Catch Me If You Can

Enjoyable if feather-light dramatization of the life of Frank W. Abagnale, Jr., a teenage con artist who, for four years in the 1960s, evaded the FBI while writing millions of dollars' worth of forged checks and posing as an airline pilot, a doctor, and a lawyer. Abagnale's story practically screamed, "This would make a great movie!" In the end, it makes for a good movie.

It's nice to see Spielberg set aside his obsessions with computer graphics and World War II for once and just cut loose. Both he and his cast (Leonardo DiCaprio as Abagnale, Tom Hanks as the hapless FBI agent on his trail) are clearly having a lot of fun. That spirited attitude is infectious, too - you won't feel bored or insulted. But I do wish the film could have gone a little deeper. Apparently Abagnale's autobiography is just as flippant as the movie, but the real Frank must have gone through some paranoid, lonely times. The story only skims the surface, rather lamely suggesting that Frank's pathological need to keep running - and lying - was simply a reaction to his parents' divorce. It could have instead depicted Frank's anti-authoritarian actions as a harbinger of the national unrest that unfolded so soon after his arrest. So, some missed opportunities there.
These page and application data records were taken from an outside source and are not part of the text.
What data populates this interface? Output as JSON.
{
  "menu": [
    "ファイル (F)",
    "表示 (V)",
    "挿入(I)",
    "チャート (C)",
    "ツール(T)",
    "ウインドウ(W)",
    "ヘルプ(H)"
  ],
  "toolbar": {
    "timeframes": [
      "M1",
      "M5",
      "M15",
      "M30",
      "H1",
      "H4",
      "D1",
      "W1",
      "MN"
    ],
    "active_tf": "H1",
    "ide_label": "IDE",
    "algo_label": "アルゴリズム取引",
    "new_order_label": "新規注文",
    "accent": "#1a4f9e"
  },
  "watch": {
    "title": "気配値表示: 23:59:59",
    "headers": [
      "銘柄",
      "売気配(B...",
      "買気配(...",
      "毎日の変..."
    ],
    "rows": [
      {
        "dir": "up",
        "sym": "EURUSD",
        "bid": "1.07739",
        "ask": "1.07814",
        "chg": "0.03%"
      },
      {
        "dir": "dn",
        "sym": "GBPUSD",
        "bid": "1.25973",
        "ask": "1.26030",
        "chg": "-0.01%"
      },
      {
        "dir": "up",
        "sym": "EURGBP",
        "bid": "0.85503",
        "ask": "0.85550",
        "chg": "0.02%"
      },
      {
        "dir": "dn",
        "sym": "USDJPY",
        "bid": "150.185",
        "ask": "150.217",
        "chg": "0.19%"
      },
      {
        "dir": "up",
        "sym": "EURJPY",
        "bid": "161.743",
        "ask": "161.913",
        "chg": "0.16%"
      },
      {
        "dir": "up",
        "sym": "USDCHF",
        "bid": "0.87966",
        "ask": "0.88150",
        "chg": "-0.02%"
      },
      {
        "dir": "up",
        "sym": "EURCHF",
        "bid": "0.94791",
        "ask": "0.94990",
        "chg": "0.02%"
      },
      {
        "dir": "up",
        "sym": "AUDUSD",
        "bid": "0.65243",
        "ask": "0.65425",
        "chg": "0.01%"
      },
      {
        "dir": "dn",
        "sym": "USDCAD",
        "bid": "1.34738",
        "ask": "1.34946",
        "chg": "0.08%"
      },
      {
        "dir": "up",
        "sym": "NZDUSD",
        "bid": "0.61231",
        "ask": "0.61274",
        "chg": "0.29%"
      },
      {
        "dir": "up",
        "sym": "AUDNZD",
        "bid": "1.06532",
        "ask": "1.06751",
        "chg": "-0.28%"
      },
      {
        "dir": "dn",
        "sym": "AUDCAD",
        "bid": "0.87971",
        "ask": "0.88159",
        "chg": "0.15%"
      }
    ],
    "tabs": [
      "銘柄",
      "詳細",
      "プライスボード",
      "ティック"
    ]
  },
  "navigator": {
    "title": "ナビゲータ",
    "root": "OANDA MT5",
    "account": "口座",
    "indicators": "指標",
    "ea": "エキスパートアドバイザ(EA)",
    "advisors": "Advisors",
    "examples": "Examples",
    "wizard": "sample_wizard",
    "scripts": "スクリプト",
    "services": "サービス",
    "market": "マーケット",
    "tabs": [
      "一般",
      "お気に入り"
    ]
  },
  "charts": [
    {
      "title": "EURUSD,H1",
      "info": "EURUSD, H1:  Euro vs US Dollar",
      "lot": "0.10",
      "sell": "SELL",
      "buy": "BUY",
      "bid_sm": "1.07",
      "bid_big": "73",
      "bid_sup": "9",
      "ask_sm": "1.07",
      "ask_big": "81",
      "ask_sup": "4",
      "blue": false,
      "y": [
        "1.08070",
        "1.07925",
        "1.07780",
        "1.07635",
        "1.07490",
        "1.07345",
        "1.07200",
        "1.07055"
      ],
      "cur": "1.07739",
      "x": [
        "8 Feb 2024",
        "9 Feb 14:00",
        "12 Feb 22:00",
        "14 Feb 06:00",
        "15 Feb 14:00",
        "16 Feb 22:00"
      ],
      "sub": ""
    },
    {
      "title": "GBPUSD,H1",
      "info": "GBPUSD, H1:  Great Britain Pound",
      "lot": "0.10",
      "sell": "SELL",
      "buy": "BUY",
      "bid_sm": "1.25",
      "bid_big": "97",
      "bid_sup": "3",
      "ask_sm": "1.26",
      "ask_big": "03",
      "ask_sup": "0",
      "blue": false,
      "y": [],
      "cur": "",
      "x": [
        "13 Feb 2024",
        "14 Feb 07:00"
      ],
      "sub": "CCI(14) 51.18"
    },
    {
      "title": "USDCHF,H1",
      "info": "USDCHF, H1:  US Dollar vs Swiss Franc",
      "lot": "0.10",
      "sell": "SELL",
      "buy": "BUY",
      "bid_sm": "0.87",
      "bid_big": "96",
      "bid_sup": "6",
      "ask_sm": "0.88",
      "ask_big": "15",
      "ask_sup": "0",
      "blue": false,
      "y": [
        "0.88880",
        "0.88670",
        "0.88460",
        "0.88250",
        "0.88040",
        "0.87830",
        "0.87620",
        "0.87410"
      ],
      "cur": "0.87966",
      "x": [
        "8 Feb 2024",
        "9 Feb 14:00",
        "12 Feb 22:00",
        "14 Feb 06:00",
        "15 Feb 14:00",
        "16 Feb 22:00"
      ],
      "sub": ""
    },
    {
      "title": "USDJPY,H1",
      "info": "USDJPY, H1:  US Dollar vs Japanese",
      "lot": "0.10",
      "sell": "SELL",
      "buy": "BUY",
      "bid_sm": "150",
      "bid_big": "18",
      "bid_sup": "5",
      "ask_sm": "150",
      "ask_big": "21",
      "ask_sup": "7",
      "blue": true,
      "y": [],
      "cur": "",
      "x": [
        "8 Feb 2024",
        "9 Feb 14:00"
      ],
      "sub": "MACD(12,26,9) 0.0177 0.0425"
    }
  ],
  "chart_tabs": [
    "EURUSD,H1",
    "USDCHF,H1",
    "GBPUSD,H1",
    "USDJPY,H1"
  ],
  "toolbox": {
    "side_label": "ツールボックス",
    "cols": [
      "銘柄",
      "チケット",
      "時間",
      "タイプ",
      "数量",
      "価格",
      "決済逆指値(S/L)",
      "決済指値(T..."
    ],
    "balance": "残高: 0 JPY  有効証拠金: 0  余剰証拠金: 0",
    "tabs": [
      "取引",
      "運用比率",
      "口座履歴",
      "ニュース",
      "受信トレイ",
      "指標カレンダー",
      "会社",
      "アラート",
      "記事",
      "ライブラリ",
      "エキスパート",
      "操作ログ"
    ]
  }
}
I also didn't dig the cinematography by Spielberg's frequent DP Janusz Kaminski. He's a great talent, but this time he overlights everything. I think the early '60s should have been depicted as squeaky clean; it would have made a better backdrop for Abagnale's crimes. Instead it's all hazy and backlit. Oh well. Catch Me If You Can is still a fun little movie. It won't mean much in the long run, but it's a nice palate cleanser before Spielberg's next big epic.